their after-dinner port.
There is an inner room at one end, and continuing in the same line and opening into it, so that a gallery of great length is
formed, is the splendid library, built nearly three centuries ago and unchanged in the passing of all those years.
The library of St. John’s is rich in examples of early printing by Caxton and others whose books come under the heading of incunabula, but it would have been vastly richer in such early literature had Bishop Fisher’s splendid collection — ” the notablest library of books in all England, two long galleries full ” — been allowed to come where the good prelate had intended.When he was deprived, attainted, and finally beheaded in 1535 refusing to accept Henryas supreme head of the Church, his library wasconfiscated, and what became of it I do not know.
Over the high table in the hall, a long and rather narrow structure with a dim light owing to its dark panelling, hangs a portrait of LadyMargaret Beaufort, the foundress of the college, and on either side of this pale Tudor lady are paintings of Archbishop Williams, who built the library, and Sir Ralph Hare. The most interesting portraits are, however, in the master’s lodge, rebuilt by Sir Gilbert Scott on a new site north of the library.

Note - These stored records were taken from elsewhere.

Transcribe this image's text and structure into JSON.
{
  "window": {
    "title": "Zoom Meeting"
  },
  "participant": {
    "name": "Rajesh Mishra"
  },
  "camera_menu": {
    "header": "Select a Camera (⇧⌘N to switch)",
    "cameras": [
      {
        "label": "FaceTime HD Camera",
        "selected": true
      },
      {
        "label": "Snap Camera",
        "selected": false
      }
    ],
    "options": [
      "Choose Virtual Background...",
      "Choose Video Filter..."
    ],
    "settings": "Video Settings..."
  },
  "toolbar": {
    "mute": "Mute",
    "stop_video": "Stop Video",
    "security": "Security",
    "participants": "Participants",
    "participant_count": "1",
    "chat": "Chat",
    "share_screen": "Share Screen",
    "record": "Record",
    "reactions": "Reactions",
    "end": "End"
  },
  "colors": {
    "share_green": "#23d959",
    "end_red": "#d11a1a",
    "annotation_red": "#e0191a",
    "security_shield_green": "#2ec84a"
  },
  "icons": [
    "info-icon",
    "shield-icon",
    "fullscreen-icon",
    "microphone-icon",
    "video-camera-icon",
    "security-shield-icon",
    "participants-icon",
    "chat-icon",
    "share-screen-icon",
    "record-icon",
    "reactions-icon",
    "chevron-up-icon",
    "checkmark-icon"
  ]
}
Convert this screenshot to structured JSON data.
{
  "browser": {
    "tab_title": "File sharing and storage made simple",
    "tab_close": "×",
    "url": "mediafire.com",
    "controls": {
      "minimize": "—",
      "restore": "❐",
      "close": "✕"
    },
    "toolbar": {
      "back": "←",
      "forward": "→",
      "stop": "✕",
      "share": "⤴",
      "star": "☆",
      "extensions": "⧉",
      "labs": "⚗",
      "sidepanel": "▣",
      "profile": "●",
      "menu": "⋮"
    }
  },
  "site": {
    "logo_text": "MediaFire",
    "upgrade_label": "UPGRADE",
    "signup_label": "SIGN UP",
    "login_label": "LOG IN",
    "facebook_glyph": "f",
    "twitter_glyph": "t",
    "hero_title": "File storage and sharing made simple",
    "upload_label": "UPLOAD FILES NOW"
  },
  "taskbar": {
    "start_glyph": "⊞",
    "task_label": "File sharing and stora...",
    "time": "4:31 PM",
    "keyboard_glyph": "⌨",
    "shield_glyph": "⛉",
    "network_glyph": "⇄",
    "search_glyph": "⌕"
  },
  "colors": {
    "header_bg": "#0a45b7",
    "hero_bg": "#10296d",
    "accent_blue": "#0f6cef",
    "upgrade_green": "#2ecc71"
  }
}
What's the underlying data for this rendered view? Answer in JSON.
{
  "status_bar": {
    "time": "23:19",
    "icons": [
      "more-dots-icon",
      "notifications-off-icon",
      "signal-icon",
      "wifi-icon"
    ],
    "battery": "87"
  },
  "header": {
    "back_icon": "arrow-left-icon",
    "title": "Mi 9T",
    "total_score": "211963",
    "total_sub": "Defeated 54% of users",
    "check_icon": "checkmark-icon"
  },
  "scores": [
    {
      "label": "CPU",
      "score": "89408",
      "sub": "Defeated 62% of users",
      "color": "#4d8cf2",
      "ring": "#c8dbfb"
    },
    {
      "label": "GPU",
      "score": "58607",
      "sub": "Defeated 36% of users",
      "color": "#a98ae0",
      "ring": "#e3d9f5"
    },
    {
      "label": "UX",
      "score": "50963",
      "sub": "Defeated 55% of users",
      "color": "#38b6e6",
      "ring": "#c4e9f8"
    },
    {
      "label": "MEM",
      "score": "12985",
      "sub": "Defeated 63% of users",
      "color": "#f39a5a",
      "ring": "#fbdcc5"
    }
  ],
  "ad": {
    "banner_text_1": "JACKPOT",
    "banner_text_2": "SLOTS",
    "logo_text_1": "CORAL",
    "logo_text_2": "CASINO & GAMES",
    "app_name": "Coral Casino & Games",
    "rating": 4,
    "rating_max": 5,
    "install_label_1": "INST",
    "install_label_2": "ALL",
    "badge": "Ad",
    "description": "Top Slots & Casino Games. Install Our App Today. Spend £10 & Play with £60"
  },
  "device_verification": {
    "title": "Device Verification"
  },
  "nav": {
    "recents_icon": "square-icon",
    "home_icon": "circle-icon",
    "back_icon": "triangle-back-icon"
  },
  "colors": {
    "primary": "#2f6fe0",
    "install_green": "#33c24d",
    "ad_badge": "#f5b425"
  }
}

It was through no sudden or isolated emotion that Lady Margaret was led to found this college in 1509, the year of her death, for she had four years earlier re-established the languishing grammar college, called God’s House, under the new name of Christ’s College, and had been a benefactress to Oxford as well. On the outer gateways of both her colleges, therefore, we see
the great antelopes of the Beauforts supporting the arms of Lady Margaret, with her emblem, the daisy, forming a background. Sprinkled freely over the buildings, too, are the Tudor rose and the Beaufort portcullis.
St. John’s Hospital, which stood on the site of the present college, had been founded in 1135,and was suppressed in 1509, when it had shrunk to possessing two brethren only. The interest of this small foundation of Black Canons would have been small had it not been attached to Ely, and through that connection made the basis of Bishop Balsham’s historic experiment already mentioned-
The founding of St. John’s by a lady of even such distinction as the mother of Henry VII. could not alone have placed the college in the position it now occupies : such a consummation could only have been brought about by the capacity and learning of those to whom has successively fallen the task of carrying out her wishes, from Bishop Fisher down to the present time. To
mention all, or even the chief, of these rulers of the college is not possible here, and before saying farewell to the lovely old courts, we have only space to mention that among the famous students were Thomas Wentworth, Earl of Strafford, Lord-
Lieutenant of Ireland ; Matthew Prior, the poet- statesman ; William Wilberforce, and William Wordsworth.
This text is now in the public domain and was taken by the book “Cambridge” by Gordon Home published in 1911